To do = Could you copy out every line of the data where the word "this" occurs?

Website and app data records =
·····
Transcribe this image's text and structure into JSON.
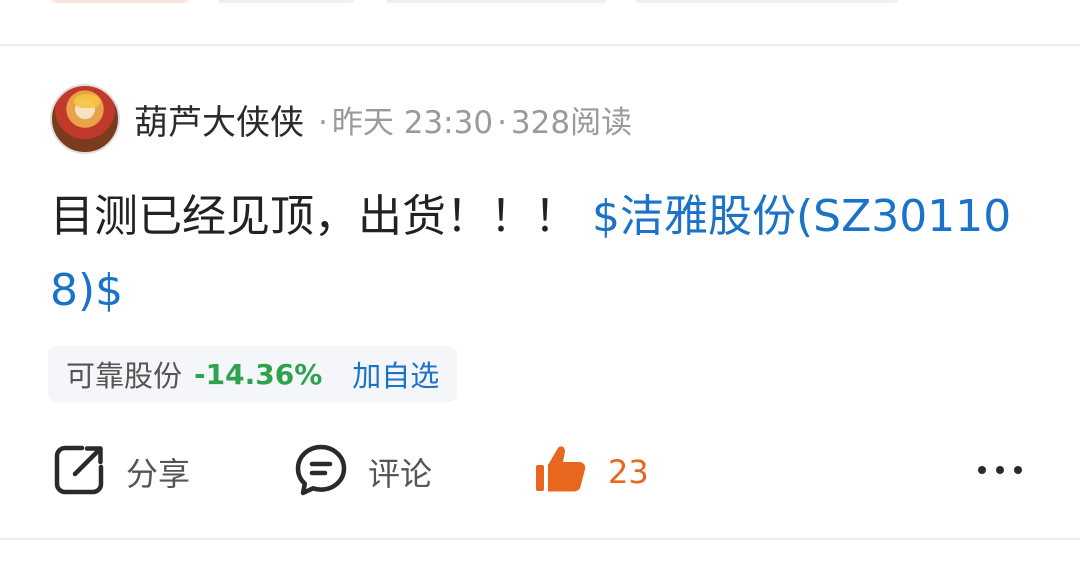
{
  "post": {
    "author": {
      "name": "葫芦大侠侠",
      "time": "昨天 23:30",
      "reads": "328阅读",
      "separator": "·"
    },
    "content": {
      "text": "目测已经见顶，出货！！！",
      "stock_link": "$洁雅股份(SZ301108)$"
    },
    "stock_chip": {
      "name": "可靠股份",
      "change": "-14.36%",
      "add_label": "加自选"
    },
    "actions": {
      "share_label": "分享",
      "comment_label": "评论",
      "like_count": "23"
    }
  },
  "colors": {
    "link": "#1a73c8",
    "down": "#2fa24e",
    "like": "#e8661e",
    "meta": "#9a9a9a"
  },
  "icons": {
    "share": "share-icon",
    "comment": "comment-icon",
    "like": "thumbs-up-icon",
    "more": "more-icon"
  }
}
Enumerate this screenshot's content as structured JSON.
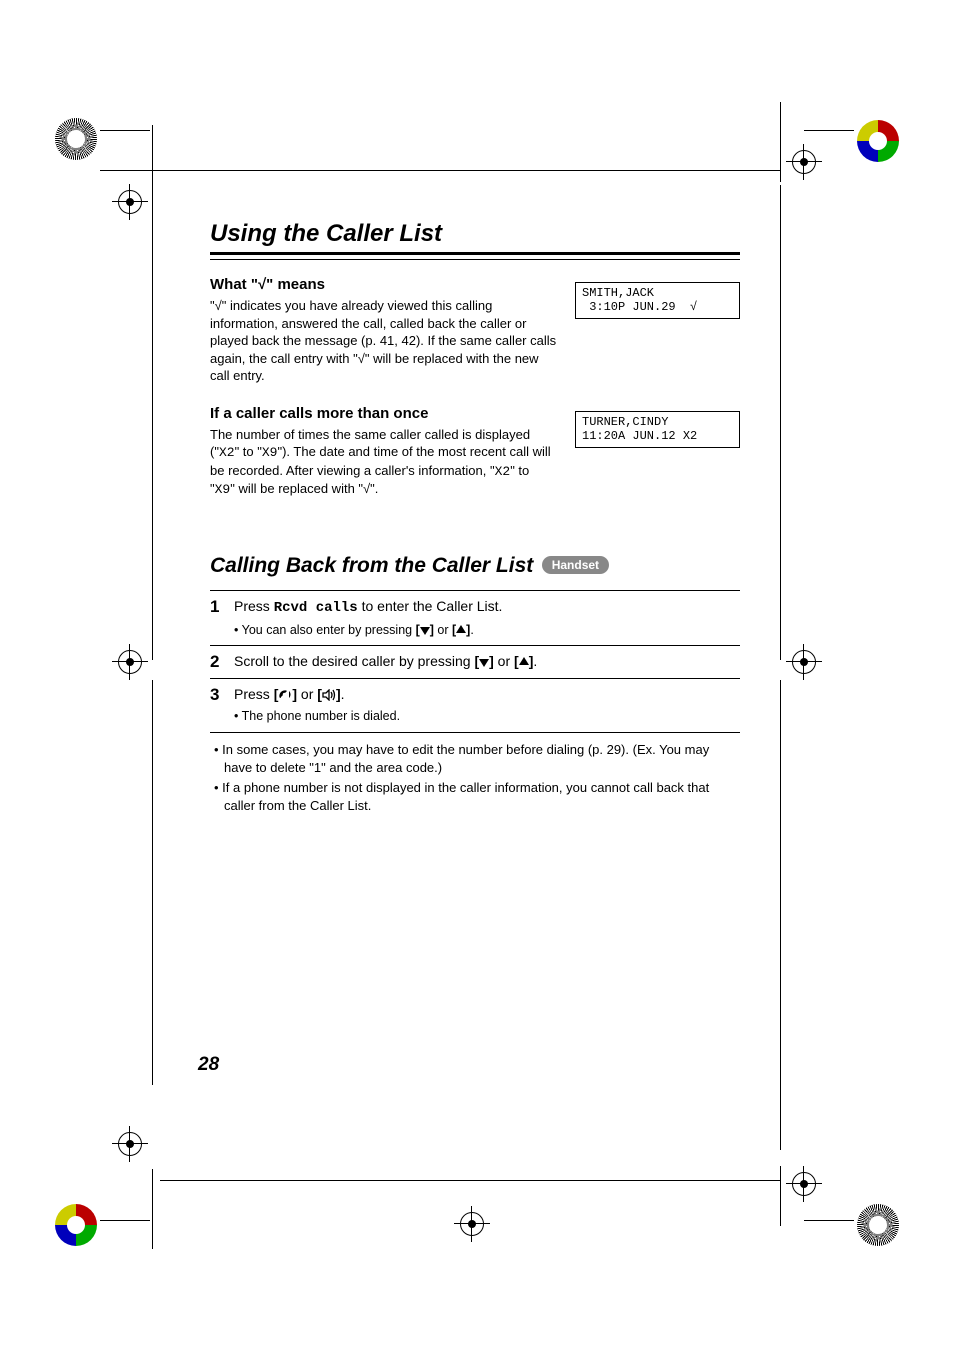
{
  "page_title": "Using the Caller List",
  "page_number": "28",
  "section_checkmark": {
    "heading_prefix": "What \"",
    "heading_symbol": "√",
    "heading_suffix": "\" means",
    "body_pre": "\"",
    "body_sym1": "√",
    "body_mid1": "\" indicates you have already viewed this calling information, answered the call, called back the caller or played back the message (p. 41, 42). If the same caller calls again, the call entry with \"",
    "body_sym2": "√",
    "body_mid2": "\" will be replaced with the new call entry.",
    "lcd_line1": "SMITH,JACK",
    "lcd_line2": " 3:10P JUN.29  √"
  },
  "section_multi": {
    "heading": "If a caller calls more than once",
    "body_a": "The number of times the same caller called is displayed (\"",
    "x2a": "X2",
    "body_b": "\" to \"",
    "x9a": "X9",
    "body_c": "\"). The date and time of the most recent call will be recorded. After viewing a caller's information, \"",
    "x2b": "X2",
    "body_d": "\" to \"",
    "x9b": "X9",
    "body_e": "\" will be replaced with \"",
    "sym": "√",
    "body_f": "\".",
    "lcd_line1": "TURNER,CINDY",
    "lcd_line2": "11:20A JUN.12 X2"
  },
  "section_calling_back": {
    "title": "Calling Back from the Caller List",
    "pill": "Handset",
    "step1_a": "Press ",
    "step1_key": "Rcvd calls",
    "step1_b": " to enter the Caller List.",
    "step1_sub_a": "• You can also enter by pressing ",
    "step1_sub_b": " or ",
    "step1_sub_c": ".",
    "step2_a": "Scroll to the desired caller by pressing ",
    "step2_b": " or ",
    "step2_c": ".",
    "step3_a": "Press ",
    "step3_b": " or ",
    "step3_c": ".",
    "step3_sub": "• The phone number is dialed.",
    "note1": "• In some cases, you may have to edit the number before dialing (p. 29). (Ex. You may have to delete \"1\" and the area code.)",
    "note2": "• If a phone number is not displayed in the caller information, you cannot call back that caller from the Caller List."
  },
  "key_labels": {
    "down_open": "[",
    "down_close": "]",
    "up_open": "[",
    "up_close": "]",
    "phone_open": "[",
    "phone_close": "]",
    "speaker_open": "[",
    "speaker_close": "]"
  }
}
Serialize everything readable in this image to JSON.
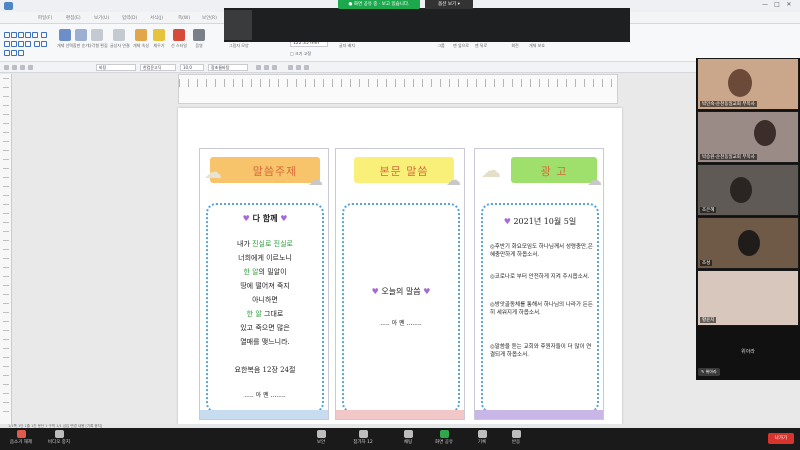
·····
Written response =
Transcribe this image's text and structure into JSON.
Enumerate this screenshot's content as structured JSON.
    "body_mid1": "\" indicates you have already viewed this calling information, answered the call, called back the caller or played back the message (p. 41, 42). If the same caller calls again, the call entry with \"",
Serialize everything readable in this image to JSON.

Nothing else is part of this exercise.